*** Block opens ***

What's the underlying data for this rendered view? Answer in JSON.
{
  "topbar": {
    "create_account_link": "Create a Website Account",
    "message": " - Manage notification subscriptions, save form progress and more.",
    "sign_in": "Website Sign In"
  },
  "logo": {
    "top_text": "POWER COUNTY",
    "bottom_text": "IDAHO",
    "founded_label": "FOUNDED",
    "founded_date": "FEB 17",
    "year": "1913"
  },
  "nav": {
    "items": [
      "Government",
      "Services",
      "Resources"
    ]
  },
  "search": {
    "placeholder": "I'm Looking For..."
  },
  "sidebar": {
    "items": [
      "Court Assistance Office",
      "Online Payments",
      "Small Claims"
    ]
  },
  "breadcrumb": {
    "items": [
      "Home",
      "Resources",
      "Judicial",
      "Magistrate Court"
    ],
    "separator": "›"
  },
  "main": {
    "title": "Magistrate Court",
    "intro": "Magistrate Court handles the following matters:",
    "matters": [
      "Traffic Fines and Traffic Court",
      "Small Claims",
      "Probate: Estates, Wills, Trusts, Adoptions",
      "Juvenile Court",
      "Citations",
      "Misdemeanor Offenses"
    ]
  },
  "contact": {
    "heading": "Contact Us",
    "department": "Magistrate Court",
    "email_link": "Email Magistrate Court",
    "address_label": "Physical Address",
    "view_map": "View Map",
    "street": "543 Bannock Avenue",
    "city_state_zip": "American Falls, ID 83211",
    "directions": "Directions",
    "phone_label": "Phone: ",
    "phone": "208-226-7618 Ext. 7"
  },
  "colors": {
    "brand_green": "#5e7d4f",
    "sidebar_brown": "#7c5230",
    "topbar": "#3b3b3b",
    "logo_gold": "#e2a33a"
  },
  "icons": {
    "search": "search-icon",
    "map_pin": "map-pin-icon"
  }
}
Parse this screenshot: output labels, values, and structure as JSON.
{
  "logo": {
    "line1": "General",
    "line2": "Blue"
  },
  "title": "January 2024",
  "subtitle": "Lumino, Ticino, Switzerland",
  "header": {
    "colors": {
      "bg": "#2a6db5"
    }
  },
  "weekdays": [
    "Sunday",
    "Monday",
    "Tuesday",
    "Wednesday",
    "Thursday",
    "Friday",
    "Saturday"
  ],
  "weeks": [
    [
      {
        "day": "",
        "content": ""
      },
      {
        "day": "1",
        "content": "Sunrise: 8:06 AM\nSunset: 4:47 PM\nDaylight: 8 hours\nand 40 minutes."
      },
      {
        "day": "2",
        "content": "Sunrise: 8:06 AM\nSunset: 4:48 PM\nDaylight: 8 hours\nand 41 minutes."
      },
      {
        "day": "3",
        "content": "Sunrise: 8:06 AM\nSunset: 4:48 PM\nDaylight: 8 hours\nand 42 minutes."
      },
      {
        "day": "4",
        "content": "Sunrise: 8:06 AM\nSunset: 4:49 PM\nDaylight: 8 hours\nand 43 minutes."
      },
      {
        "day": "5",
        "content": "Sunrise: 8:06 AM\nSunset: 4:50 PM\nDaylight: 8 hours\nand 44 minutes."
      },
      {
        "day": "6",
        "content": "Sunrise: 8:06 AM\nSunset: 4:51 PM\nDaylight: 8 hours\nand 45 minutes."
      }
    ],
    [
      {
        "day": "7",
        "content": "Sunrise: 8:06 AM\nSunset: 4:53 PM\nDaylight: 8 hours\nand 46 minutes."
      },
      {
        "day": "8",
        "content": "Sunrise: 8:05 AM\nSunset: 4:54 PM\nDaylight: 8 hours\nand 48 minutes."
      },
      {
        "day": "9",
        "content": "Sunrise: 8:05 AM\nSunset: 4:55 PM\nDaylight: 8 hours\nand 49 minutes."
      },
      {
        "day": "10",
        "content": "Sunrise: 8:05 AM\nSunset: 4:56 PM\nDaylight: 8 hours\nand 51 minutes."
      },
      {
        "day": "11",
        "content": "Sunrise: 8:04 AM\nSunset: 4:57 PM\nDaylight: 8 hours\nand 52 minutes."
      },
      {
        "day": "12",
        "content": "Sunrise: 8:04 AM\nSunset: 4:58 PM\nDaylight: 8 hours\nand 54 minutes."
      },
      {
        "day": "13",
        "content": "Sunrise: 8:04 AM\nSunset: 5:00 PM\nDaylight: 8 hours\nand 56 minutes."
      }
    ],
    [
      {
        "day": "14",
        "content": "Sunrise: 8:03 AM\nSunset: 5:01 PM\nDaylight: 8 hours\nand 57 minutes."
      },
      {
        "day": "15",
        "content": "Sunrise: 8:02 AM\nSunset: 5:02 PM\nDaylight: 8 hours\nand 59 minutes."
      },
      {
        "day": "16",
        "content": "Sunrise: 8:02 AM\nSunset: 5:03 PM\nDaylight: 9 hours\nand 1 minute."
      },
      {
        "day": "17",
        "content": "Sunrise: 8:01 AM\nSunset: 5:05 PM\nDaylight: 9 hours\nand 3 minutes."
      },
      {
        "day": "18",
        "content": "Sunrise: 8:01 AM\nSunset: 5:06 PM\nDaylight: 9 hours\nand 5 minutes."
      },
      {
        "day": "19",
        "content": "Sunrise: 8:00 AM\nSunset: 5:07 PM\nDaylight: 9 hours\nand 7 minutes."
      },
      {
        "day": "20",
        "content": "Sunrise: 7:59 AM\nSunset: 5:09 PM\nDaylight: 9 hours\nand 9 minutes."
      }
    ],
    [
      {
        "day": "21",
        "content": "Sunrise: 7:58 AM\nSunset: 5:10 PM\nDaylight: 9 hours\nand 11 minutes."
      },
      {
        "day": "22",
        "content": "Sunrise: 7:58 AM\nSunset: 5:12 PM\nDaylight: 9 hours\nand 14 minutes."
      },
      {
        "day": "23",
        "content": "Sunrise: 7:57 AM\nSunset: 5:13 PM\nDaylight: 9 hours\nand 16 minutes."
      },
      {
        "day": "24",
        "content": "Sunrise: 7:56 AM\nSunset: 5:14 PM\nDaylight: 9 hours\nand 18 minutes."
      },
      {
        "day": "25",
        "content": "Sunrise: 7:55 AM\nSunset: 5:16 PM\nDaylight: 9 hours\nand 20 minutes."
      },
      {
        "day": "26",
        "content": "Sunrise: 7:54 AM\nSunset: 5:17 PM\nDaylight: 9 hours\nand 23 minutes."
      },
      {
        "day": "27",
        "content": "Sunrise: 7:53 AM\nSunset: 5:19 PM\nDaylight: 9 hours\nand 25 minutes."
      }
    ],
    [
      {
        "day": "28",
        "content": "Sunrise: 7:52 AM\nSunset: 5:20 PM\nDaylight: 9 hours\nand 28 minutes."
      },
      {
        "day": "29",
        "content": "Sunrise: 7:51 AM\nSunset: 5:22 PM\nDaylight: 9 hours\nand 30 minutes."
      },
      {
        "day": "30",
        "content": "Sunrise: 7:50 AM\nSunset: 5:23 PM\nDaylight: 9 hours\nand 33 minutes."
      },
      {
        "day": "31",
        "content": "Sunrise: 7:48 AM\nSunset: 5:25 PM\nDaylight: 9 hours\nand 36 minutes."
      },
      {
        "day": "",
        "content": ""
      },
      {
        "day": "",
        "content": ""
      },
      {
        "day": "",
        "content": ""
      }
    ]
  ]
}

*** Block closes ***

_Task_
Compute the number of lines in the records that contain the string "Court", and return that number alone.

_Problem solution_
8